● Your assignment:
For each line in the data below that holds "printf", return a copy.

● Supplied information:

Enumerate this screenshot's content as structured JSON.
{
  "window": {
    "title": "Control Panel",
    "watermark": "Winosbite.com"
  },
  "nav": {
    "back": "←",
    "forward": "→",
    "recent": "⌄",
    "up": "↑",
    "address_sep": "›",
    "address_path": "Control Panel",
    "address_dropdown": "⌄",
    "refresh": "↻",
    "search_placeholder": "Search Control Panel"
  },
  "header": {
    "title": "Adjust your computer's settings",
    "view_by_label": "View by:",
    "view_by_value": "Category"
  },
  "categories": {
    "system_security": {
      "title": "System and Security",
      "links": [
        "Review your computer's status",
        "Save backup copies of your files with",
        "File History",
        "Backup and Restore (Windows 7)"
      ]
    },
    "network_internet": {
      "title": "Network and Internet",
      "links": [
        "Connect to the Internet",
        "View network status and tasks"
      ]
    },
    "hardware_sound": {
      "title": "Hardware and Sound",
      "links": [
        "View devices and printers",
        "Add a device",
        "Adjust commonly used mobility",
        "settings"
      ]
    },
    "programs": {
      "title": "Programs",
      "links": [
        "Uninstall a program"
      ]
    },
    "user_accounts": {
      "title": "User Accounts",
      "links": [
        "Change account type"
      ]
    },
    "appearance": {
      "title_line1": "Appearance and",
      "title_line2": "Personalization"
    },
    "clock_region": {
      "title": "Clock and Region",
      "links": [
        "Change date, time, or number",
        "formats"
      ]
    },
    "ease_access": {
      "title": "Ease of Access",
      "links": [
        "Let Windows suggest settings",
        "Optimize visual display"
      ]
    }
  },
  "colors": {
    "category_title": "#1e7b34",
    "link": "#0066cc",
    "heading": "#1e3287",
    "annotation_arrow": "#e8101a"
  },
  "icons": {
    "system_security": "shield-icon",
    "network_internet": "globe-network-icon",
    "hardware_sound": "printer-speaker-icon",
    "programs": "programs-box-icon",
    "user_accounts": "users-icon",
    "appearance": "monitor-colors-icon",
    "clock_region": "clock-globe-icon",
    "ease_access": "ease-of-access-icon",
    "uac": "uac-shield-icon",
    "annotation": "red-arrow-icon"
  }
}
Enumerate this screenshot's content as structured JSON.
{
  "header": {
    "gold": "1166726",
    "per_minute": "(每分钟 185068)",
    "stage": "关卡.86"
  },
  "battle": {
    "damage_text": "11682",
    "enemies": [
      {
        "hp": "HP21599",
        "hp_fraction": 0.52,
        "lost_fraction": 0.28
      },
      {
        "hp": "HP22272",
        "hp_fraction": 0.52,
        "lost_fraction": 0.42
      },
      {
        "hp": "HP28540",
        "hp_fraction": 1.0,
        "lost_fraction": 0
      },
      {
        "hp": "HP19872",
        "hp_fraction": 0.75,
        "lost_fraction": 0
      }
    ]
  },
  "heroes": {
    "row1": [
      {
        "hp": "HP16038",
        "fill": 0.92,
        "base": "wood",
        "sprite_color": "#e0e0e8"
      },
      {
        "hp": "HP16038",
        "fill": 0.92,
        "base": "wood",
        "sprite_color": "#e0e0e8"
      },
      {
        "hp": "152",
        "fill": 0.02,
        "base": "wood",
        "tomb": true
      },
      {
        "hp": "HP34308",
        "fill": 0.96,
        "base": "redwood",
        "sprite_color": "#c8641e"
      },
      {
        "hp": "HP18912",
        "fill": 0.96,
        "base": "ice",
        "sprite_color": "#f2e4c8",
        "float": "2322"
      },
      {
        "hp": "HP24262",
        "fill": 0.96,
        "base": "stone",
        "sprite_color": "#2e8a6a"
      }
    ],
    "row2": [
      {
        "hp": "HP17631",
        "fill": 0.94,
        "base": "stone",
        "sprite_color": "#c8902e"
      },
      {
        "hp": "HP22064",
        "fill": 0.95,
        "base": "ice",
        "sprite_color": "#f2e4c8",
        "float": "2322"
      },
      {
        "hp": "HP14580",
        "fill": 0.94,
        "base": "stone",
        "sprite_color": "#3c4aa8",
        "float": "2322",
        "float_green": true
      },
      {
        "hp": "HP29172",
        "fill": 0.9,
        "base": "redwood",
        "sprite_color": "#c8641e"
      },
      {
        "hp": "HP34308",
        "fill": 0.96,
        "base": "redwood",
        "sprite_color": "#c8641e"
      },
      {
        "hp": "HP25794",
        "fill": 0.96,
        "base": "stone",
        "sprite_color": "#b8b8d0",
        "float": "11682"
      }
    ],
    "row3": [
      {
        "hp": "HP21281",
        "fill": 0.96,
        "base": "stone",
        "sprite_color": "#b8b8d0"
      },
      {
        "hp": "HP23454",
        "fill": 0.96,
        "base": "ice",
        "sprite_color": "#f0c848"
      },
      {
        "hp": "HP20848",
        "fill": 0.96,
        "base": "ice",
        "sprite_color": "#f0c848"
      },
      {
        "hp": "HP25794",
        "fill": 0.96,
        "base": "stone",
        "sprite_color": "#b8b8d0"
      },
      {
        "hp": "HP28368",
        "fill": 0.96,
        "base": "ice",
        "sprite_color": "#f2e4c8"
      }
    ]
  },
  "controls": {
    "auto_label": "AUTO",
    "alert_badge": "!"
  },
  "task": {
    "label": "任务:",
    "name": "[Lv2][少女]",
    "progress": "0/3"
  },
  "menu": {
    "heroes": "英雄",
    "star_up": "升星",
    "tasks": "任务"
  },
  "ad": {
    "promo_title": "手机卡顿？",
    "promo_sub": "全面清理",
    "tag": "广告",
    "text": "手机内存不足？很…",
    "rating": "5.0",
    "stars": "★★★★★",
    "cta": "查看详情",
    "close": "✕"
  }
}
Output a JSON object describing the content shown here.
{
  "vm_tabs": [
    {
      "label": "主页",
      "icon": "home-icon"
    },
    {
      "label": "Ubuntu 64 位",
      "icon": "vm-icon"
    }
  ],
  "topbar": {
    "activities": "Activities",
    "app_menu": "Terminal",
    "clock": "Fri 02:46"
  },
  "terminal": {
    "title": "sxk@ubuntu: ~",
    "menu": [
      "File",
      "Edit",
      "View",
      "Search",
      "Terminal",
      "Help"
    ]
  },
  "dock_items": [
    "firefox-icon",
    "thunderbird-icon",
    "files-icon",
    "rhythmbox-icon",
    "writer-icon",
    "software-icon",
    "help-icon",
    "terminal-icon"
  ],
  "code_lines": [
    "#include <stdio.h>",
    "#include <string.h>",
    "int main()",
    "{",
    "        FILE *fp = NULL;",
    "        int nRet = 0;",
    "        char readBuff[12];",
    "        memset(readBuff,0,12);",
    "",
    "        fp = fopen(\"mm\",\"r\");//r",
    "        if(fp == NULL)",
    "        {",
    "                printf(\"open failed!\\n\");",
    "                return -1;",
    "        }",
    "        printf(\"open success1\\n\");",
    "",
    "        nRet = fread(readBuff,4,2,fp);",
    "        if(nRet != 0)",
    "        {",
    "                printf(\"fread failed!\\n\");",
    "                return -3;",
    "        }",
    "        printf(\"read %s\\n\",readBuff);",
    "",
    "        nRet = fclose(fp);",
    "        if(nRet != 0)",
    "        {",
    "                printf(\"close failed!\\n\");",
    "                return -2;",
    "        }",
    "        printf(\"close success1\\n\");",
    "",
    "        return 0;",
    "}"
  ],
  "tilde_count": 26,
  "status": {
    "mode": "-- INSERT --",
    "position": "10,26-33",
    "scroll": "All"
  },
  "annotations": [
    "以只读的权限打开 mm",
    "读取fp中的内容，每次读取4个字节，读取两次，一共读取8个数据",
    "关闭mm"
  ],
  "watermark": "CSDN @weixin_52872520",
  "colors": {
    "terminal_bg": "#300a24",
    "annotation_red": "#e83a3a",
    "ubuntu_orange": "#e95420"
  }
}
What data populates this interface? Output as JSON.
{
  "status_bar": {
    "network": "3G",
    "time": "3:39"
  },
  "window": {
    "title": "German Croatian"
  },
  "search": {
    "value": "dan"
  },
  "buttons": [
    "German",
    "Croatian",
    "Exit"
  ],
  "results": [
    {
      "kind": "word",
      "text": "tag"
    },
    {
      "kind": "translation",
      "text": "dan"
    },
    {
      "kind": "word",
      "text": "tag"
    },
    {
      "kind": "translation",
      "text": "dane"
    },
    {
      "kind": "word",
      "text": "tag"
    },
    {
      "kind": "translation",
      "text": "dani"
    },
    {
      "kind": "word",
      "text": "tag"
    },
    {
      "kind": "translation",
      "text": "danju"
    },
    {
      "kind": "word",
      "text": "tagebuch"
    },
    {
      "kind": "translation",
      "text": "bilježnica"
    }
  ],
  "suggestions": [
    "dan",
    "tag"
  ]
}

● Exercise answer:
    "                printf(\"open failed!\\n\");",
    "        printf(\"open success1\\n\");",
    "                printf(\"fread failed!\\n\");",
    "        printf(\"read %s\\n\",readBuff);",
    "                printf(\"close failed!\\n\");",
    "        printf(\"close success1\\n\");",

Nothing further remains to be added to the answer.